But this month, the agency announced it would withdraw approval for Avastin “after reviewing the results of four clinical studies of Avastin in women with breast cancer.”
“The data indicate that the drug does not prolong overall survival in breast cancer patients,” the announcement said, “or provide a sufficient benefit in slowing disease progression to outweigh the significant risk to patients.
“These risks include severe high blood pressure; bleeding and hemorrhage; the development of perforations (or ‘holes’) in the body, including in the nose, stomach and intestines; and heart attack or heart failure,” agency officials said.
Pat Morgan acknowledges that some women may experience side effects from Avastin, but doctors should watch their patients closely and take them off Avastin if they see those problems. That’s still not a reason to deny evidence that Avastin has prolonged the lives of thousands of other women, including his wife, Shannon, he said.
“My wife’s CTC (cancer) markers remain at zero after more than two years (approx) on Avastin,” Pat Morgan wrote, “and she has the energy of a young girl, even going to work after treatments. Side effects are minimal, and in addition along with the outstanding care of her oncologist and staff, she knows she is blessed to have such treatments and drugs available.
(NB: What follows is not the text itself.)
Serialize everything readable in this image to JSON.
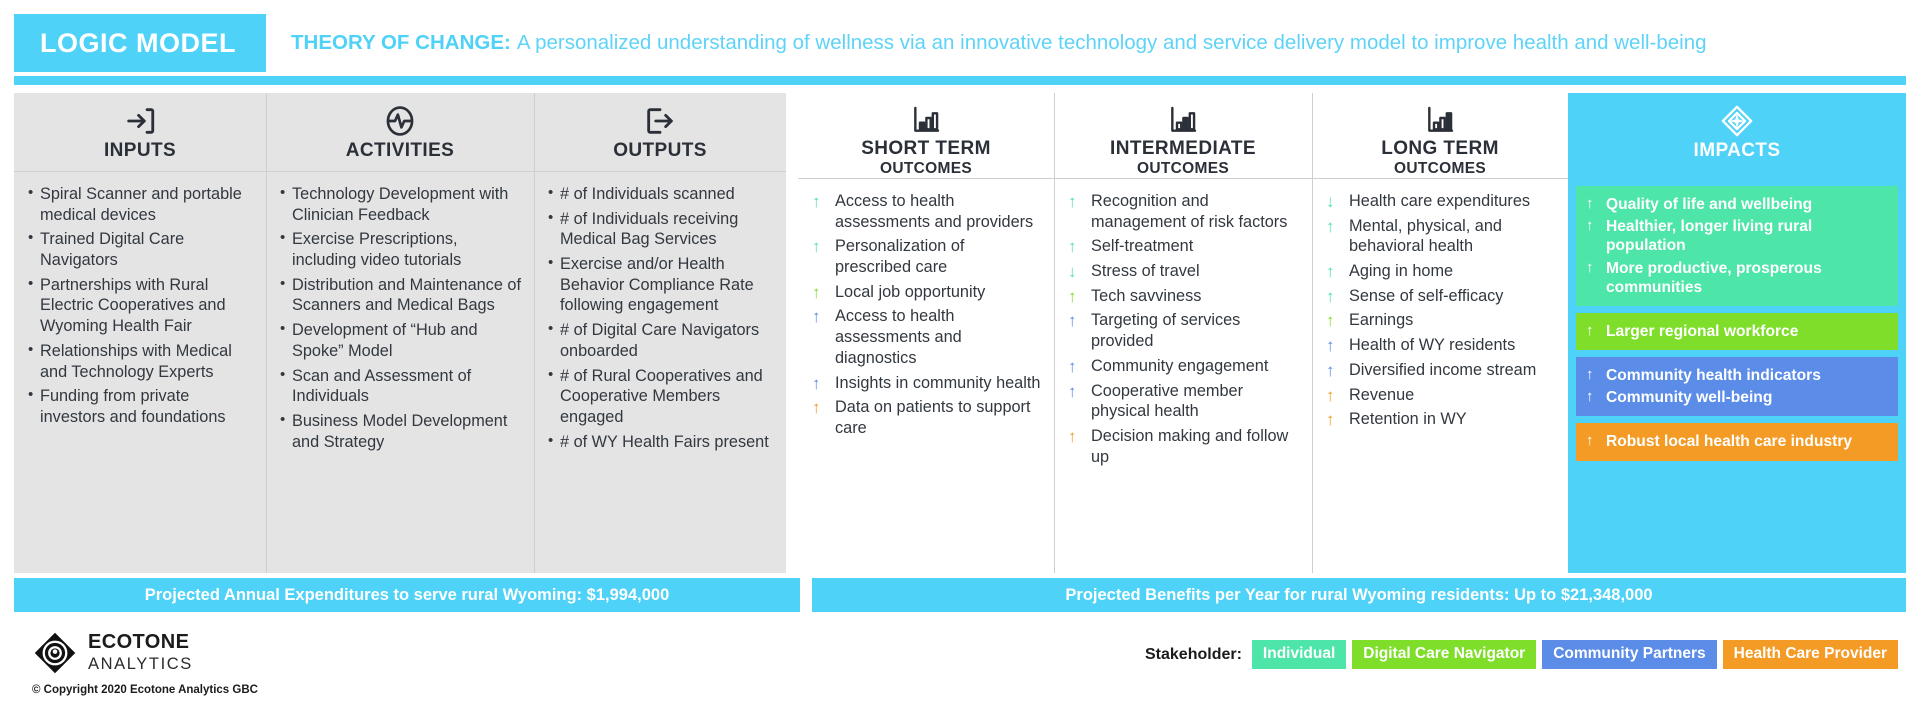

“Should oncologists be limited in providing life-saving procedures? Is this even America? I understand a petition will be forwarded to your office tonight with thousands of comments from women whose lives are being saved by Avastin. And think of all the others that were never exposed to this petition.”
Politics is trumping medicine, Pat Morgan said. Pressure from “Obama care” to reduce health-care costs, including expensive drugs, prompted federal administrators’ action, he believes. Ironically, Morgan points out, European medical authorities announced last week that they will maintain approval of Avastin for stage-4 breast cancer. The New York Times reported the European Medicines Agency, operating under different rules but with the same data, left Avastin available to breast cancer patients but in a narrower way.
Genentech, Avastin’s manufacturer, says it will appeal the Food and Drug Administration ruling on Avastin, but that may delay the official action only a matter of months.
In the meantime, Carol Fleming and others are trying to make their voices heard.
“I am willing to speak out to any media source about this FDA decision travesty,” she said. “I have already written about this decision on my daily blog as well as posting to Facebook. I think those of us who are being ambushed by this decision should use every venue available to speak out and spread awareness on the impact of this decision.”